Exercise aim. Once you have read the entries below, write them all out again exactly.

········

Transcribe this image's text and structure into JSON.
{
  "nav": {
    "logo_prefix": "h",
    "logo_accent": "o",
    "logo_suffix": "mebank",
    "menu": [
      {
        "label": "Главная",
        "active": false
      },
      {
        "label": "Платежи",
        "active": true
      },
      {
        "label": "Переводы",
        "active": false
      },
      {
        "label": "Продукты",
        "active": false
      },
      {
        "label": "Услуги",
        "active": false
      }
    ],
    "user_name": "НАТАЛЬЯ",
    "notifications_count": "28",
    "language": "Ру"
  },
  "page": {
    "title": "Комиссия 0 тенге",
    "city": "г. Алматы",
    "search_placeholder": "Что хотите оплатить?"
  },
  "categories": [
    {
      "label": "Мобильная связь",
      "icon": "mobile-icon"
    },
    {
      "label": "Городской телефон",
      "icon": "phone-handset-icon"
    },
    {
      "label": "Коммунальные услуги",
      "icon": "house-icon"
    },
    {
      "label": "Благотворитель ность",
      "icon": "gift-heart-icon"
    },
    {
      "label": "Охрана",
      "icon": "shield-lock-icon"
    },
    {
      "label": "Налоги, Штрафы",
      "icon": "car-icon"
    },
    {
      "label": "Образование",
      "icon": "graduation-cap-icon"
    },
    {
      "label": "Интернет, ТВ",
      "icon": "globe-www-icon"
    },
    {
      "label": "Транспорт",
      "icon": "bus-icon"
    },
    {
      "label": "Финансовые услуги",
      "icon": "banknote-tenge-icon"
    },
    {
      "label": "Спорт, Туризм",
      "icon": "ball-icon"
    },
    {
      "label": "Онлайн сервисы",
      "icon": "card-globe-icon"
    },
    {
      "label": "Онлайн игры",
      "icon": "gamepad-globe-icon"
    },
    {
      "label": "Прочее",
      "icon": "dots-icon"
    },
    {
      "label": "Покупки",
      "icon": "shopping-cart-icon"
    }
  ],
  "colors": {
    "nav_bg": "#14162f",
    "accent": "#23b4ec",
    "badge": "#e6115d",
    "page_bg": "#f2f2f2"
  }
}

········

Problem solution.
Transcribe this image's text and structure into JSON.
{
  "nav": {
    "logo_prefix": "h",
    "logo_accent": "o",
    "logo_suffix": "mebank",
    "menu": [
      {
        "label": "Главная",
        "active": false
      },
      {
        "label": "Платежи",
        "active": true
      },
      {
        "label": "Переводы",
        "active": false
      },
      {
        "label": "Продукты",
        "active": false
      },
      {
        "label": "Услуги",
        "active": false
      }
    ],
    "user_name": "НАТАЛЬЯ",
    "notifications_count": "28",
    "language": "Ру"
  },
  "page": {
    "title": "Комиссия 0 тенге",
    "city": "г. Алматы",
    "search_placeholder": "Что хотите оплатить?"
  },
  "categories": [
    {
      "label": "Мобильная связь",
      "icon": "mobile-icon"
    },
    {
      "label": "Городской телефон",
      "icon": "phone-handset-icon"
    },
    {
      "label": "Коммунальные услуги",
      "icon": "house-icon"
    },
    {
      "label": "Благотворитель ность",
      "icon": "gift-heart-icon"
    },
    {
      "label": "Охрана",
      "icon": "shield-lock-icon"
    },
    {
      "label": "Налоги, Штрафы",
      "icon": "car-icon"
    },
    {
      "label": "Образование",
      "icon": "graduation-cap-icon"
    },
    {
      "label": "Интернет, ТВ",
      "icon": "globe-www-icon"
    },
    {
      "label": "Транспорт",
      "icon": "bus-icon"
    },
    {
      "label": "Финансовые услуги",
      "icon": "banknote-tenge-icon"
    },
    {
      "label": "Спорт, Туризм",
      "icon": "ball-icon"
    },
    {
      "label": "Онлайн сервисы",
      "icon": "card-globe-icon"
    },
    {
      "label": "Онлайн игры",
      "icon": "gamepad-globe-icon"
    },
    {
      "label": "Прочее",
      "icon": "dots-icon"
    },
    {
      "label": "Покупки",
      "icon": "shopping-cart-icon"
    }
  ],
  "colors": {
    "nav_bg": "#14162f",
    "accent": "#23b4ec",
    "badge": "#e6115d",
    "page_bg": "#f2f2f2"
  }
}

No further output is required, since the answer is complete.